PROBLEM STATEMENT: Your task is to copy each line of the material below that includes "updates".

• • • • • • •

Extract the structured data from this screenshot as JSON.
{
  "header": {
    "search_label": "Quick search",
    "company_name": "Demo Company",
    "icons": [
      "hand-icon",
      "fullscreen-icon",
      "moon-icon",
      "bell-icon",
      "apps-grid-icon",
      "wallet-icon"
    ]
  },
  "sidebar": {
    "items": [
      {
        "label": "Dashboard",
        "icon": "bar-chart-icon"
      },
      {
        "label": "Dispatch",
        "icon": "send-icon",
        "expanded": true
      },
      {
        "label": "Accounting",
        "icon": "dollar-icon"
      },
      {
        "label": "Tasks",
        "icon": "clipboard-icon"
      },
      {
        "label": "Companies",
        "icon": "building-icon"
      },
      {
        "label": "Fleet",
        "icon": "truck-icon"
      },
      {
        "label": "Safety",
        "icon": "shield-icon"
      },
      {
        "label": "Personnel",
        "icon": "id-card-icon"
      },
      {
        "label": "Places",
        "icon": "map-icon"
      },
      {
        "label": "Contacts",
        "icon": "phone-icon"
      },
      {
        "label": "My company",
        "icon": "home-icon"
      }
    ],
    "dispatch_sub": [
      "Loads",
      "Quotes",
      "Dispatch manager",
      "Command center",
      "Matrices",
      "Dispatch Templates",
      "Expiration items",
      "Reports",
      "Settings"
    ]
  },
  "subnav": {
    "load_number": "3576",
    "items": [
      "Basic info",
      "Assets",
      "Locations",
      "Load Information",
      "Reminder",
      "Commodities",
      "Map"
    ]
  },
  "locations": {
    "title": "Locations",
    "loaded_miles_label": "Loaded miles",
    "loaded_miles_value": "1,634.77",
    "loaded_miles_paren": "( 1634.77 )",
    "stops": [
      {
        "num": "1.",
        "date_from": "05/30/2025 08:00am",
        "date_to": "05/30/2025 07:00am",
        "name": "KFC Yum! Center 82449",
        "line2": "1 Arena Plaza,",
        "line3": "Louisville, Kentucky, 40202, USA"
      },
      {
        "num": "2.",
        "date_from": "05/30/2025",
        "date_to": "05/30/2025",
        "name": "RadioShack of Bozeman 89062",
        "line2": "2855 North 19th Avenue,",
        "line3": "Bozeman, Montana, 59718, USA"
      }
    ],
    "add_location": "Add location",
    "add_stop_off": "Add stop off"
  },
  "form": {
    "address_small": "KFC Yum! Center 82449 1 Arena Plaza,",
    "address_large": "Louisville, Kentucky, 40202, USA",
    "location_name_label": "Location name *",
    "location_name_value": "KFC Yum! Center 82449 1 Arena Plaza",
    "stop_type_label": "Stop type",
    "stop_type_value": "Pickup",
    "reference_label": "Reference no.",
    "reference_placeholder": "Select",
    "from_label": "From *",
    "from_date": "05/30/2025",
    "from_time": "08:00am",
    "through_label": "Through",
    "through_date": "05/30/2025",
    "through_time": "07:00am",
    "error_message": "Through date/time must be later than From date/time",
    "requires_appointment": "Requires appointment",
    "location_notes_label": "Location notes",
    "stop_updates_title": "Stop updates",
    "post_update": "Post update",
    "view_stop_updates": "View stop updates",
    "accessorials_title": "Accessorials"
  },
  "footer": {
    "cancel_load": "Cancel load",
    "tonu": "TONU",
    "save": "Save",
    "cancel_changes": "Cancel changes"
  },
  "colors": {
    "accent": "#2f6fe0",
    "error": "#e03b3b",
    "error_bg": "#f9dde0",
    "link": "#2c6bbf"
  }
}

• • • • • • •

RESULT OF THIS EXERCISE:
    "stop_updates_title": "Stop updates",
    "view_stop_updates": "View stop updates",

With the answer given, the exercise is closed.